> [Website and app data records]:
***

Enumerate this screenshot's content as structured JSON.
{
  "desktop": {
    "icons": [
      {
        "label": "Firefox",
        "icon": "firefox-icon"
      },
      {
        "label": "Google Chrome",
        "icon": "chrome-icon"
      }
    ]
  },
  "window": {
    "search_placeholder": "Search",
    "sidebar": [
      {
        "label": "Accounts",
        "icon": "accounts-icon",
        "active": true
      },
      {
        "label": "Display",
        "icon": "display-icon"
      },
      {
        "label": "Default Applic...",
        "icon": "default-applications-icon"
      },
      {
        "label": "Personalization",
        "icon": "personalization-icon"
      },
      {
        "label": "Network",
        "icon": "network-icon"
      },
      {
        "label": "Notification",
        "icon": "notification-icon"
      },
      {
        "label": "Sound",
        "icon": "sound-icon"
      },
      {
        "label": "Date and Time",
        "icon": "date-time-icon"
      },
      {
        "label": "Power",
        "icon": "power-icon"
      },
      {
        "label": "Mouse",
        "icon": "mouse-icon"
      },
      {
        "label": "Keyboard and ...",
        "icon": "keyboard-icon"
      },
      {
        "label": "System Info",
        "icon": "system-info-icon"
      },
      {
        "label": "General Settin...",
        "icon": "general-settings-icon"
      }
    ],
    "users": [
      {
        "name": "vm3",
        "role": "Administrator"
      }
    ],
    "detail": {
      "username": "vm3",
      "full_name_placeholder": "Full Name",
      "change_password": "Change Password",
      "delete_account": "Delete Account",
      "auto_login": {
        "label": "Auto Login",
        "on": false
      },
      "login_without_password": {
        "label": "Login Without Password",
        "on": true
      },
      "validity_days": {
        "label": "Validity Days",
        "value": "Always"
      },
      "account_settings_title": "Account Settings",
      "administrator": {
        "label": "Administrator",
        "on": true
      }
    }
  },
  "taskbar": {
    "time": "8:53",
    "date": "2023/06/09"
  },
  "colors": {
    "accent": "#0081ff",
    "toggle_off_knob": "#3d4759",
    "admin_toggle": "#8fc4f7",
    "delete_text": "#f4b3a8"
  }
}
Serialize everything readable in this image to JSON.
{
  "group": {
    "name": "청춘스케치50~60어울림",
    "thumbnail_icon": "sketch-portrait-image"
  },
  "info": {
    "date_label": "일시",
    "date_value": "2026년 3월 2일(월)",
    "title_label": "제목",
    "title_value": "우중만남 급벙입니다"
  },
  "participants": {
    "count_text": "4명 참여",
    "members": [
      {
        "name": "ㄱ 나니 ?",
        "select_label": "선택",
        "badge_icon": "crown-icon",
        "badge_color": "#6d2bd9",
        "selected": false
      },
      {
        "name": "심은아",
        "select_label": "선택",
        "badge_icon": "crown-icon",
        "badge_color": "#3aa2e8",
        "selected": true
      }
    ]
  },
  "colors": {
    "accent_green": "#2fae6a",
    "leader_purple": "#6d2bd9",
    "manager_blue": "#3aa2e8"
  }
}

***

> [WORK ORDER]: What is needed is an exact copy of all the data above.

> [EXERCISE ANSWER]:
Enumerate this screenshot's content as structured JSON.
{
  "desktop": {
    "icons": [
      {
        "label": "Firefox",
        "icon": "firefox-icon"
      },
      {
        "label": "Google Chrome",
        "icon": "chrome-icon"
      }
    ]
  },
  "window": {
    "search_placeholder": "Search",
    "sidebar": [
      {
        "label": "Accounts",
        "icon": "accounts-icon",
        "active": true
      },
      {
        "label": "Display",
        "icon": "display-icon"
      },
      {
        "label": "Default Applic...",
        "icon": "default-applications-icon"
      },
      {
        "label": "Personalization",
        "icon": "personalization-icon"
      },
      {
        "label": "Network",
        "icon": "network-icon"
      },
      {
        "label": "Notification",
        "icon": "notification-icon"
      },
      {
        "label": "Sound",
        "icon": "sound-icon"
      },
      {
        "label": "Date and Time",
        "icon": "date-time-icon"
      },
      {
        "label": "Power",
        "icon": "power-icon"
      },
      {
        "label": "Mouse",
        "icon": "mouse-icon"
      },
      {
        "label": "Keyboard and ...",
        "icon": "keyboard-icon"
      },
      {
        "label": "System Info",
        "icon": "system-info-icon"
      },
      {
        "label": "General Settin...",
        "icon": "general-settings-icon"
      }
    ],
    "users": [
      {
        "name": "vm3",
        "role": "Administrator"
      }
    ],
    "detail": {
      "username": "vm3",
      "full_name_placeholder": "Full Name",
      "change_password": "Change Password",
      "delete_account": "Delete Account",
      "auto_login": {
        "label": "Auto Login",
        "on": false
      },
      "login_without_password": {
        "label": "Login Without Password",
        "on": true
      },
      "validity_days": {
        "label": "Validity Days",
        "value": "Always"
      },
      "account_settings_title": "Account Settings",
      "administrator": {
        "label": "Administrator",
        "on": true
      }
    }
  },
  "taskbar": {
    "time": "8:53",
    "date": "2023/06/09"
  },
  "colors": {
    "accent": "#0081ff",
    "toggle_off_knob": "#3d4759",
    "admin_toggle": "#8fc4f7",
    "delete_text": "#f4b3a8"
  }
}
Serialize everything readable in this image to JSON.
{
  "group": {
    "name": "청춘스케치50~60어울림",
    "thumbnail_icon": "sketch-portrait-image"
  },
  "info": {
    "date_label": "일시",
    "date_value": "2026년 3월 2일(월)",
    "title_label": "제목",
    "title_value": "우중만남 급벙입니다"
  },
  "participants": {
    "count_text": "4명 참여",
    "members": [
      {
        "name": "ㄱ 나니 ?",
        "select_label": "선택",
        "badge_icon": "crown-icon",
        "badge_color": "#6d2bd9",
        "selected": false
      },
      {
        "name": "심은아",
        "select_label": "선택",
        "badge_icon": "crown-icon",
        "badge_color": "#3aa2e8",
        "selected": true
      }
    ]
  },
  "colors": {
    "accent_green": "#2fae6a",
    "leader_purple": "#6d2bd9",
    "manager_blue": "#3aa2e8"
  }
}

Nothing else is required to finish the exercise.